[STORED DATA Boundary: Start]

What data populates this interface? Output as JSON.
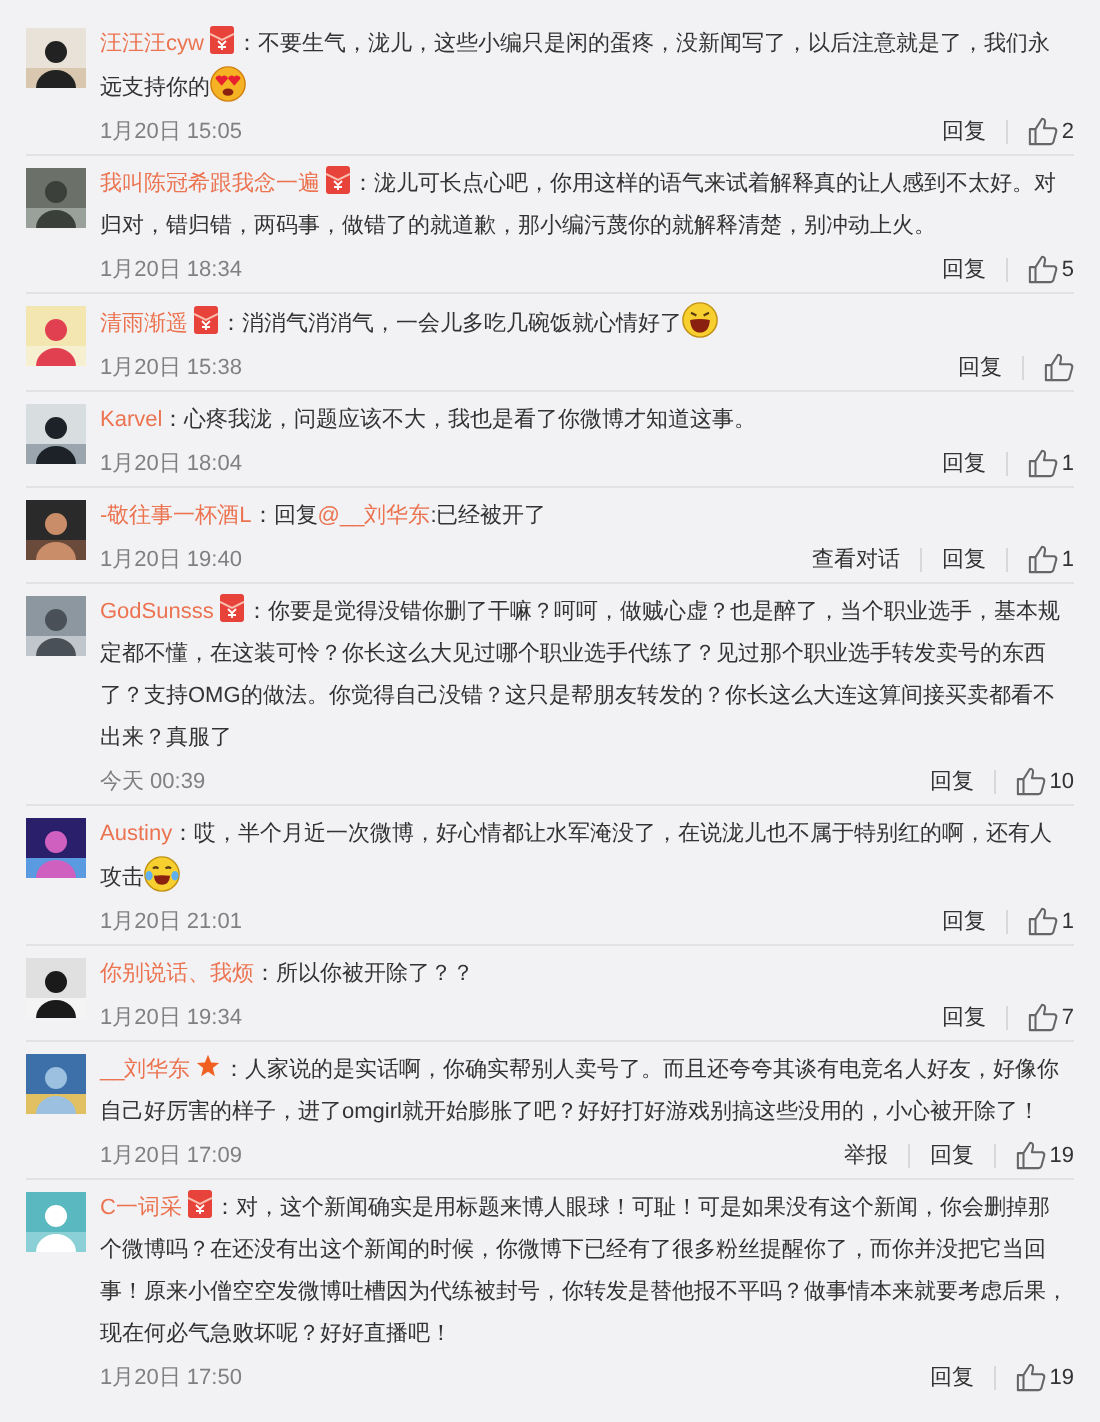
{
  "comments": [
    {
      "author": "汪汪汪cyw",
      "badge": {
        "kind": "envelope"
      },
      "segments": [
        {
          "kind": "text",
          "text": "：不要生气，泷儿，这些小编只是闲的蛋疼，没新闻写了，以后注意就是了，我们永远支持你的"
        },
        {
          "kind": "heart_eyes_emoji"
        }
      ],
      "time": "1月20日 15:05",
      "actions": [
        "回复"
      ],
      "likes": "2"
    },
    {
      "author": "我叫陈冠希跟我念一遍",
      "badge": {
        "kind": "envelope"
      },
      "segments": [
        {
          "kind": "text",
          "text": "：泷儿可长点心吧，你用这样的语气来试着解释真的让人感到不太好。对归对，错归错，两码事，做错了的就道歉，那小编污蔑你的就解释清楚，别冲动上火。"
        }
      ],
      "time": "1月20日 18:34",
      "actions": [
        "回复"
      ],
      "likes": "5"
    },
    {
      "author": "清雨渐遥",
      "badge": {
        "kind": "envelope"
      },
      "segments": [
        {
          "kind": "text",
          "text": "：消消气消消气，一会儿多吃几碗饭就心情好了"
        },
        {
          "kind": "laugh_emoji"
        }
      ],
      "time": "1月20日 15:38",
      "actions": [
        "回复"
      ]
    },
    {
      "author": "Karvel",
      "segments": [
        {
          "kind": "text",
          "text": "：心疼我泷，问题应该不大，我也是看了你微博才知道这事。"
        }
      ],
      "time": "1月20日 18:04",
      "actions": [
        "回复"
      ],
      "likes": "1"
    },
    {
      "author": "-敬往事一杯酒L",
      "segments": [
        {
          "kind": "text",
          "text": "：回复"
        },
        {
          "kind": "mention",
          "text": "@__刘华东"
        },
        {
          "kind": "text",
          "text": ":已经被开了"
        }
      ],
      "time": "1月20日 19:40",
      "actions": [
        "查看对话",
        "回复"
      ],
      "likes": "1"
    },
    {
      "author": "GodSunsss",
      "badge": {
        "kind": "envelope"
      },
      "segments": [
        {
          "kind": "text",
          "text": "：你要是觉得没错你删了干嘛？呵呵，做贼心虚？也是醉了，当个职业选手，基本规定都不懂，在这装可怜？你长这么大见过哪个职业选手代练了？见过那个职业选手转发卖号的东西了？支持OMG的做法。你觉得自己没错？这只是帮朋友转发的？你长这么大连这算间接买卖都看不出来？真服了"
        }
      ],
      "time": "今天 00:39",
      "actions": [
        "回复"
      ],
      "likes": "10"
    },
    {
      "author": "Austiny",
      "segments": [
        {
          "kind": "text",
          "text": "：哎，半个月近一次微博，好心情都让水军淹没了，在说泷儿也不属于特别红的啊，还有人攻击"
        },
        {
          "kind": "tears_emoji"
        }
      ],
      "time": "1月20日 21:01",
      "actions": [
        "回复"
      ],
      "likes": "1"
    },
    {
      "author": "你别说话、我烦",
      "segments": [
        {
          "kind": "text",
          "text": "：所以你被开除了？？"
        }
      ],
      "time": "1月20日 19:34",
      "actions": [
        "回复"
      ],
      "likes": "7"
    },
    {
      "author": "__刘华东",
      "badge": {
        "kind": "star"
      },
      "segments": [
        {
          "kind": "text",
          "text": "：人家说的是实话啊，你确实帮别人卖号了。而且还夸夸其谈有电竞名人好友，好像你自己好厉害的样子，进了omgirl就开始膨胀了吧？好好打好游戏别搞这些没用的，小心被开除了！"
        }
      ],
      "time": "1月20日 17:09",
      "actions": [
        "举报",
        "回复"
      ],
      "likes": "19"
    },
    {
      "author": "C一词采",
      "badge": {
        "kind": "envelope"
      },
      "segments": [
        {
          "kind": "text",
          "text": "：对，这个新闻确实是用标题来博人眼球！可耻！可是如果没有这个新闻，你会删掉那个微博吗？在还没有出这个新闻的时候，你微博下已经有了很多粉丝提醒你了，而你并没把它当回事！原来小僧空空发微博吐槽因为代练被封号，你转发是替他报不平吗？做事情本来就要考虑后果，现在何必气急败坏呢？好好直播吧！"
        }
      ],
      "time": "1月20日 17:50",
      "actions": [
        "回复"
      ],
      "likes": "19"
    }
  ]
}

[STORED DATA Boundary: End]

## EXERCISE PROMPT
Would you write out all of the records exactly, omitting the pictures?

## TASK OUTPUT
What data populates this interface? Output as JSON.
{
  "comments": [
    {
      "author": "汪汪汪cyw",
      "badge": {
        "kind": "envelope"
      },
      "segments": [
        {
          "kind": "text",
          "text": "：不要生气，泷儿，这些小编只是闲的蛋疼，没新闻写了，以后注意就是了，我们永远支持你的"
        },
        {
          "kind": "heart_eyes_emoji"
        }
      ],
      "time": "1月20日 15:05",
      "actions": [
        "回复"
      ],
      "likes": "2"
    },
    {
      "author": "我叫陈冠希跟我念一遍",
      "badge": {
        "kind": "envelope"
      },
      "segments": [
        {
          "kind": "text",
          "text": "：泷儿可长点心吧，你用这样的语气来试着解释真的让人感到不太好。对归对，错归错，两码事，做错了的就道歉，那小编污蔑你的就解释清楚，别冲动上火。"
        }
      ],
      "time": "1月20日 18:34",
      "actions": [
        "回复"
      ],
      "likes": "5"
    },
    {
      "author": "清雨渐遥",
      "badge": {
        "kind": "envelope"
      },
      "segments": [
        {
          "kind": "text",
          "text": "：消消气消消气，一会儿多吃几碗饭就心情好了"
        },
        {
          "kind": "laugh_emoji"
        }
      ],
      "time": "1月20日 15:38",
      "actions": [
        "回复"
      ]
    },
    {
      "author": "Karvel",
      "segments": [
        {
          "kind": "text",
          "text": "：心疼我泷，问题应该不大，我也是看了你微博才知道这事。"
        }
      ],
      "time": "1月20日 18:04",
      "actions": [
        "回复"
      ],
      "likes": "1"
    },
    {
      "author": "-敬往事一杯酒L",
      "segments": [
        {
          "kind": "text",
          "text": "：回复"
        },
        {
          "kind": "mention",
          "text": "@__刘华东"
        },
        {
          "kind": "text",
          "text": ":已经被开了"
        }
      ],
      "time": "1月20日 19:40",
      "actions": [
        "查看对话",
        "回复"
      ],
      "likes": "1"
    },
    {
      "author": "GodSunsss",
      "badge": {
        "kind": "envelope"
      },
      "segments": [
        {
          "kind": "text",
          "text": "：你要是觉得没错你删了干嘛？呵呵，做贼心虚？也是醉了，当个职业选手，基本规定都不懂，在这装可怜？你长这么大见过哪个职业选手代练了？见过那个职业选手转发卖号的东西了？支持OMG的做法。你觉得自己没错？这只是帮朋友转发的？你长这么大连这算间接买卖都看不出来？真服了"
        }
      ],
      "time": "今天 00:39",
      "actions": [
        "回复"
      ],
      "likes": "10"
    },
    {
      "author": "Austiny",
      "segments": [
        {
          "kind": "text",
          "text": "：哎，半个月近一次微博，好心情都让水军淹没了，在说泷儿也不属于特别红的啊，还有人攻击"
        },
        {
          "kind": "tears_emoji"
        }
      ],
      "time": "1月20日 21:01",
      "actions": [
        "回复"
      ],
      "likes": "1"
    },
    {
      "author": "你别说话、我烦",
      "segments": [
        {
          "kind": "text",
          "text": "：所以你被开除了？？"
        }
      ],
      "time": "1月20日 19:34",
      "actions": [
        "回复"
      ],
      "likes": "7"
    },
    {
      "author": "__刘华东",
      "badge": {
        "kind": "star"
      },
      "segments": [
        {
          "kind": "text",
          "text": "：人家说的是实话啊，你确实帮别人卖号了。而且还夸夸其谈有电竞名人好友，好像你自己好厉害的样子，进了omgirl就开始膨胀了吧？好好打好游戏别搞这些没用的，小心被开除了！"
        }
      ],
      "time": "1月20日 17:09",
      "actions": [
        "举报",
        "回复"
      ],
      "likes": "19"
    },
    {
      "author": "C一词采",
      "badge": {
        "kind": "envelope"
      },
      "segments": [
        {
          "kind": "text",
          "text": "：对，这个新闻确实是用标题来博人眼球！可耻！可是如果没有这个新闻，你会删掉那个微博吗？在还没有出这个新闻的时候，你微博下已经有了很多粉丝提醒你了，而你并没把它当回事！原来小僧空空发微博吐槽因为代练被封号，你转发是替他报不平吗？做事情本来就要考虑后果，现在何必气急败坏呢？好好直播吧！"
        }
      ],
      "time": "1月20日 17:50",
      "actions": [
        "回复"
      ],
      "likes": "19"
    }
  ]
}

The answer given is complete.